CUPHEAD May Be Visually Appealing but Lacks Depth

Photo from IMDb

CUPHEAD May Be Visually Appealing but Lacks Depth

By Movieguide® Contributor

THE CUPHEAD SHOW is a 2022 Netflix Original animated series based on the video game CUPHEAD. It is a slice of life, slapstick comedy inspired by the “rubber hose” sensibilities of 1930’s cartoons. The show follows the impulsive Cuphead (True Valentino) and his cowardly yet level-headed brother Mugman (Frank Todaro). Together, they encounter absurd situations while also evading pursuit by the Devil.

CUPHEAD is a charismatic, yet disposable piece of “streaming content.” The art direction, voice acting, and animation are top-notch. The slapstick humor, on the other hand, is hit or miss. Aside from the artstyle, the series falls under the “average yet forgettable” category of television. It is as empty as a broken kettle when examined for its moral or written content. It contains a few problematic elements like losing one’s soul, ghosts, and a literal devil character. For a TV-Y7 series, MOVIEGUIDE® urges caution for older kids.

The show’s most laudable quality is its superb production quality. The animators went to great lengths to emulate ancient Disney and Fleischer shorts’ coloring, design, and mannerisms. The character models are memorable, expressive, and remain distinct from their Mickey Mouse inspiration. The end result is a technicolor world that pops. The voice acting is expressive, and the storyboarding is dynamic.

However, CUPHEAD is almost devoid in terms of intellectual content. The worldview is a vapid chalice of pagan ideas. Ghosts and demons exist in this world. Cuphead and Mugman are inherently selfish and do not grow as people. The series follows “anything goes” cartoon logic, where absurd elements are played for comedy’s sake. The cup duo gambles with their souls, insults their guardian Elder Kettle, and causes chaos to their town.

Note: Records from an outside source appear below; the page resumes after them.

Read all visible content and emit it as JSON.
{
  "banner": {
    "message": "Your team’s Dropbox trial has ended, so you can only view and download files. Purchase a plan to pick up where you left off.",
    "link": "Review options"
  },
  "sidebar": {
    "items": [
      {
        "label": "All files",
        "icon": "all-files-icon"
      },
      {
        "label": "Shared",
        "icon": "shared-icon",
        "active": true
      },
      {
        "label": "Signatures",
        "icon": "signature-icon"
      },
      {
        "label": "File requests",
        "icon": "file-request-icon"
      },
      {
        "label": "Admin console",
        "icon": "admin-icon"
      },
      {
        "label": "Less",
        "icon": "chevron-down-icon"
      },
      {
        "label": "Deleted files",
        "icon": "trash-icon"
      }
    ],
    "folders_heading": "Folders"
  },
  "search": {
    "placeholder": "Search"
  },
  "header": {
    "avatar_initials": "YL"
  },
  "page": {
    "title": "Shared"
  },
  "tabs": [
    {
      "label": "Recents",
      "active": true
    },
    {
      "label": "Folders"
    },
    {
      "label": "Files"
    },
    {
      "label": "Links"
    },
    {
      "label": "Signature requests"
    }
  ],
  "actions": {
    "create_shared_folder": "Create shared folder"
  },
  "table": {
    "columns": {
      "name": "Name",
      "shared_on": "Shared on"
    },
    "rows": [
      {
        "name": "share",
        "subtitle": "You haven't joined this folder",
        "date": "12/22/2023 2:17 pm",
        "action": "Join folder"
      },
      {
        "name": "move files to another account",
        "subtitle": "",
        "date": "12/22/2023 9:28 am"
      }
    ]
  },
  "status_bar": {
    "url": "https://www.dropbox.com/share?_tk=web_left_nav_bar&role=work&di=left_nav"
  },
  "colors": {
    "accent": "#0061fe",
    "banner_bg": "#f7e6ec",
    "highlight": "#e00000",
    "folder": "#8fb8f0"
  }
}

In a way, Cuphead and Mugman could be classified as anti-heroes. They fight game show host King Dice, two rambunctious business frogs, and even tease the Devil himself. In the final episode, the brothers team up with Miss Chalice to swindle goods out of the townspeople. The trio robs a cookie factory, but the police ambush them. Miss Chalice abandons the brothers. At the cliffhanger, the cup brothers end up in prison. These cup people are the textbook definition of juvenile delinquents.

Moral bankruptcy aside, CUPHEAD fails to differentiate itself from other “absurdist cartoon” contemporaries. The characters lack any unique emotional traits. The “impulsive guy, cowardly guy” dynamic between Cuphead and Mugman grows stale very quickly. The slapstick and era-appropriate dialogue fall mostly flat. There are rarely any unique “twists” or surprises. The episodes are 11 minutes worth of white noise.

The most comparable example to CUPHEAD is the classic episodes of SPONGEBOB SQUAREPANTS. Both shows focus on young characters getting into absurd situations. The difference is in execution. In retro SPONGEBOB, the situations are memorable and embrace ridiculous moments to the extreme. The yellow sponge knew how to surprise viewers while also etching effective gags in viewers’ brains. The character dynamics were nuanced, which led to more subtle and effective punchlines.

The Netflix cartoon is “sanitized” in comparison. It spends so much time emulating classic animation, it forgets to flesh out its character dynamics or its absurd world. The comedy is more “absurd for absurd’s sake” without any twist. The series ends up as an imitator rather than an innovator like vintage SPONGEBOB.

The biggest savior of CUPHEAD, aside from the visuals, is the music. The series employs a jazzy, ragtime orchestra and includes several vocal performances. The music numbers are upbeat, energetic, and genuine earworms. The songs with the Devil and King Dice are especially memorable. However, these songs are not enough to salvage a forgettable show.

In conclusion, THE CUPHEAD SHOW is too average for its good. The visuals are striking and the vocal talent is incredible. These qualities are buried under problematic protagonists and vapid pagan ideas. Moreover, the show fails to leave anything memorable on an intellectual or emotional front. It was made to fill up shelf space, and it achieves that underwhelming goal. MOVIEGUIDE® urges caution for older children.